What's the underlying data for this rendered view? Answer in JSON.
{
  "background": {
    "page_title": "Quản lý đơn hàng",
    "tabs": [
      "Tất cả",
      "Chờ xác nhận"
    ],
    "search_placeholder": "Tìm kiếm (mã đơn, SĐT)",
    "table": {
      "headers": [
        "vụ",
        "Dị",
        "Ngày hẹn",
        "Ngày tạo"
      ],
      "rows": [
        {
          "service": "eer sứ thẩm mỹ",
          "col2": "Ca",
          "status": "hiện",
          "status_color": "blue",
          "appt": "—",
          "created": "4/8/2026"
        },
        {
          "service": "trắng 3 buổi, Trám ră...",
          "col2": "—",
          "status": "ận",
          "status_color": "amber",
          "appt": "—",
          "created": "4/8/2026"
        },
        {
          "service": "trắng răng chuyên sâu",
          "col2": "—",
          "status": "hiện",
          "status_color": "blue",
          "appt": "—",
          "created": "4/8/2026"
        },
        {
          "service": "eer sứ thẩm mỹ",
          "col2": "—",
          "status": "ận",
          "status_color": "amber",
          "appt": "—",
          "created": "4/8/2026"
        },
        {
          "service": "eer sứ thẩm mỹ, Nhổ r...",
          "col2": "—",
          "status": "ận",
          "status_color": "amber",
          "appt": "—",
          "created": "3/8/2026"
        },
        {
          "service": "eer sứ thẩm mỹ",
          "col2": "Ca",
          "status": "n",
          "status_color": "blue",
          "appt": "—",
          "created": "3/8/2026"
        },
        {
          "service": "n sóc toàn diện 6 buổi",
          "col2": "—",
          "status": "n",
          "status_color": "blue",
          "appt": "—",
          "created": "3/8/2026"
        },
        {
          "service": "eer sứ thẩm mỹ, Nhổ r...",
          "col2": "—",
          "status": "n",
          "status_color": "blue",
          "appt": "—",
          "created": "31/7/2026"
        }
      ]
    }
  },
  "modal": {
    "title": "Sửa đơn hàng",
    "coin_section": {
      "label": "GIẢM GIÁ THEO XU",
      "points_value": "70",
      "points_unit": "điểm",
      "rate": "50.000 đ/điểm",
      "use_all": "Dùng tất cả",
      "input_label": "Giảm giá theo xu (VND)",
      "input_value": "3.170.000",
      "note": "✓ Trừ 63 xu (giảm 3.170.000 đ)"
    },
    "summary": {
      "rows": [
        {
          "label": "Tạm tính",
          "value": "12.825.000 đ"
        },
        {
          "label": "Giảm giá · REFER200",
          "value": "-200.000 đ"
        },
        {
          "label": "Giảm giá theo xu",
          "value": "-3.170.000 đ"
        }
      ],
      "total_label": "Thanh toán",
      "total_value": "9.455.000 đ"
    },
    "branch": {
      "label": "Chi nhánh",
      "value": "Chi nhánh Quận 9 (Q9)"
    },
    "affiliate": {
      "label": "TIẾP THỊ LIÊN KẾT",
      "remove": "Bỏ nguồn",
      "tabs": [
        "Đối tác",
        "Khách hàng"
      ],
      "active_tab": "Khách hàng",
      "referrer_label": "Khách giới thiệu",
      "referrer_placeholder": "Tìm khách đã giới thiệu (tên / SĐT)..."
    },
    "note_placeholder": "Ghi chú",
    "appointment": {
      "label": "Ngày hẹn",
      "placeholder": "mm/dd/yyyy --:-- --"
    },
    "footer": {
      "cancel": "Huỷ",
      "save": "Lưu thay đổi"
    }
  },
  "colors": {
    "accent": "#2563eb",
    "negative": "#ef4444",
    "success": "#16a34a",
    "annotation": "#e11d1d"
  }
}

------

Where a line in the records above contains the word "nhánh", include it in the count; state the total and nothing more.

**REPLY**
2